Three candidates are challenging incumbent state Rep. Mack Cormier in the race for the Plaquemines Parish-based 105th District seat in the state House of Representatives.
Cormier, a Democrat, will face off against Democrat Joanna Cappiello-Leopold and Republicans Jacob Braud and Donald Vallee. All are from Belle Chasse.
The district includes all of Plaquemines Parish and portions of Algiers and the West Bank of Jefferson Parish. The district’s population is 46% white, 36% Black, and 7% Asian. The election is Oct. 14; early voting starts Sept. 30.
Cormier, the son of a former Plaquemines Parish president and the brother of another, won his seat from Republican incumbent Chris Leopold in 2019.
He sits on the Labor and Industrial Relations, Natural Resources and Environment, and Transportation, Highways and Public Works committees.
In his first term, Cormier authored a bill to require insurance adjusters to file reports immediately, to prevent them from modifying reports and another bill to increase penalties for food service establishments that violate imported seafood labeling requirements. Neither was adopted in the last session.
Cormier has been outspoken against the Mid-Barataria Sediment Diversion, which will build as much as 21 square miles of new land in Plaquemines and Jefferson parishes over the next 50 years, but threatens the viability of the area’s fishing industry.
Cormier characterizes himself as having “John Bel-type politics.”
“I have a broad range of backing— the AFL-CIO and the NRA— which is rare,” he said.

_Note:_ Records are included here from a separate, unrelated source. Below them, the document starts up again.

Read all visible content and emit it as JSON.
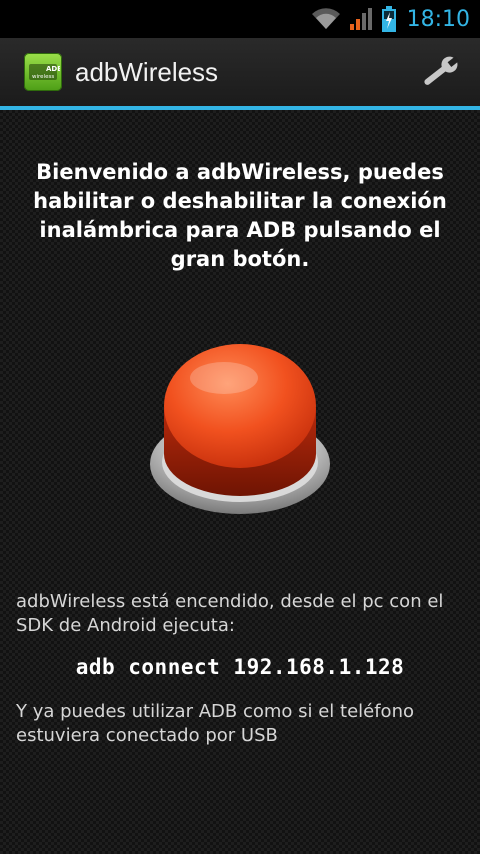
{
  "status_bar": {
    "time": "18:10",
    "icons": [
      "wifi-icon",
      "signal-icon",
      "battery-charging-icon"
    ],
    "accent": "#33b5e5"
  },
  "action_bar": {
    "title": "adbWireless",
    "app_icon": {
      "name": "adb-wireless-app-icon",
      "text_top": "ADB",
      "text_bottom": "wireless"
    },
    "settings_icon": "wrench-icon"
  },
  "main": {
    "welcome_text": "Bienvenido a adbWireless, puedes habilitar o deshabilitar la conexión inalámbrica para ADB pulsando el gran botón.",
    "toggle_button": {
      "icon": "big-red-button",
      "color": "#e8421c"
    },
    "status_text": "adbWireless está encendido, desde el pc con el SDK de Android ejecuta:",
    "command": "adb connect 192.168.1.128",
    "hint_text": "Y ya puedes utilizar ADB como si el teléfono estuviera conectado por USB"
  }
}
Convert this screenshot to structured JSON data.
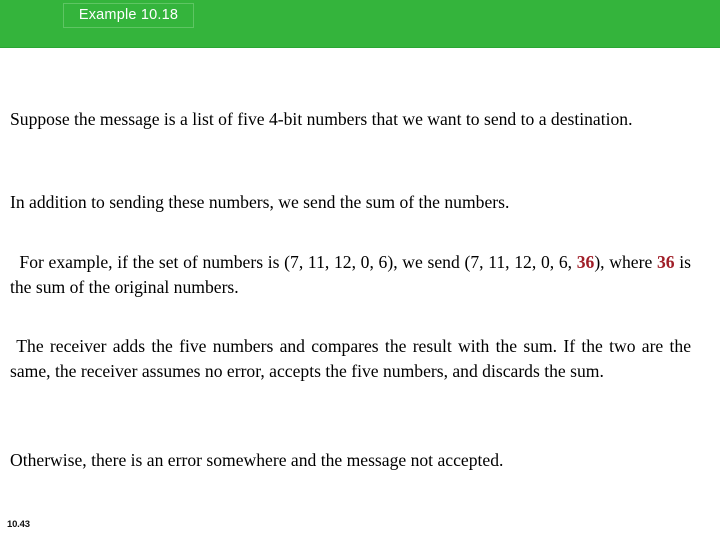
{
  "slide": {
    "header": {
      "title": "Example 10.18",
      "band_color": "#34b43c",
      "band_border_color": "#2aa634",
      "title_box_border_color": "#5ec563",
      "title_color": "#ffffff"
    },
    "body": {
      "text_color": "#000000",
      "highlight_color": "#a01e28",
      "paragraphs": [
        {
          "id": "para-1",
          "indent": false,
          "text": "Suppose the message is a list of five 4-bit numbers that we want to send to a destination."
        },
        {
          "id": "para-2",
          "indent": false,
          "text": "In addition to sending these numbers, we send the sum of the numbers."
        },
        {
          "id": "para-3",
          "indent": true,
          "segments": [
            {
              "text": "For example, if the set of numbers is (7, 11, 12, 0, 6), we send (7, 11, 12, 0, 6, ",
              "highlight": false
            },
            {
              "text": "36",
              "highlight": true
            },
            {
              "text": "), where ",
              "highlight": false
            },
            {
              "text": "36",
              "highlight": true
            },
            {
              "text": " is the sum of the original numbers.",
              "highlight": false
            }
          ]
        },
        {
          "id": "para-4",
          "indent": true,
          "text": "The receiver adds the five numbers and compares the result with the sum. If the two are the same, the receiver assumes no error, accepts the five numbers, and discards the sum."
        },
        {
          "id": "para-5",
          "indent": false,
          "text": "Otherwise, there is an error somewhere and the message not accepted."
        }
      ]
    },
    "footer": {
      "page_number": "10.43"
    }
  }
}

He said he would continue to pursue legislation to address high insurance rates and increase teacher pay. And he would work to bring funding to support economic development and infrastructure in the district, like by encouraging railroads to extend rail lines further south.
Other candidates also cited high insurance rates and impacts from the diversion as major concerns.
Cappiello-Leopold, a former customer service representative at Chevron Oronite, said addressing the insurance crisis is among her top priorities, noting that she’d look to other coastal states for best practices. She’d also lobby for funding for infrastructure improvements and fight for greater transparency and accountability on the diversion, she said. She is the wife of Chris Leopold.
Cappiello-Leopold, who grew up in Port Sulphur, has criticized Cormier as a “laissez-faire legislator.”
While door-knocking, “the consistent message that I have gotten is, No. 1, they don’t even know who their current representative is,” said Cappiello-Leopold. Cappiello-Leopold’s candidacy was challenged in August for allegedly not filing her taxes for the years 2021 and 2022 but the Buras resident who filed the lawsuit decided not the pursue the challenge. The lawsuit was “without merit” said Cappiello-Leopold.
Braud, an attorney, also cites insurance relief and infrastructure as major priorities.
He said he was motivated to run in response to the challenges that Plaquemines Parish has dealt with since Ida, and the feeling of “malaise” that has settled over the area, along with the state’s consistently low rankings on health care and education.
“My family has been in District 105 for generations,” said Braud. Speaking about his children, ages 8, 9, and 11, he said: “I hope they can one day raise their familly down here, but I see things especially since Ida that makes me worry about that.”
He said he would work to make sure that district residents are better engaged with some of the big changes on the way for the parish, including the proposed LNG terminal and the diversion. Braud also lists coastal restoration as a priority, citing his development experience acquiring and permitting the Jesuit Bend Mitigation Bank and representing clients in the BP Oil Spill and in fishing industries.
Vallee also cited insurance reform and improvements for flood protection as priorities. Vallee owns a gun range, serves as the president of the Landlord Advisory Committee of New Orleans and previously ran for a New Orleans City Council seat.
His candidacy was challenged in August for allegedly residing at a New Orleans address outside the district. Vallee said that he has lived in Belle Chase since 2020, when he got married to his wife and moved into her home there. A judge ruled in his favor in the case in August.
Vallee’s spokesperson said that additional priorities include completing the Walker Road Bridge project, development of river-based industry and addressing the saltwater intrusion issues currently facing the parish.
In 2018, FOX 8 reported that Vallee had been out of compliance for years on loans for some of his rental properties. The loans were overseen by the Louisiana Housing Corporation, which Vallee at the time served on the board of, according to FOX 8. Vallee contested the claim that the loans were out of compliance and said they were ultimately forgiven.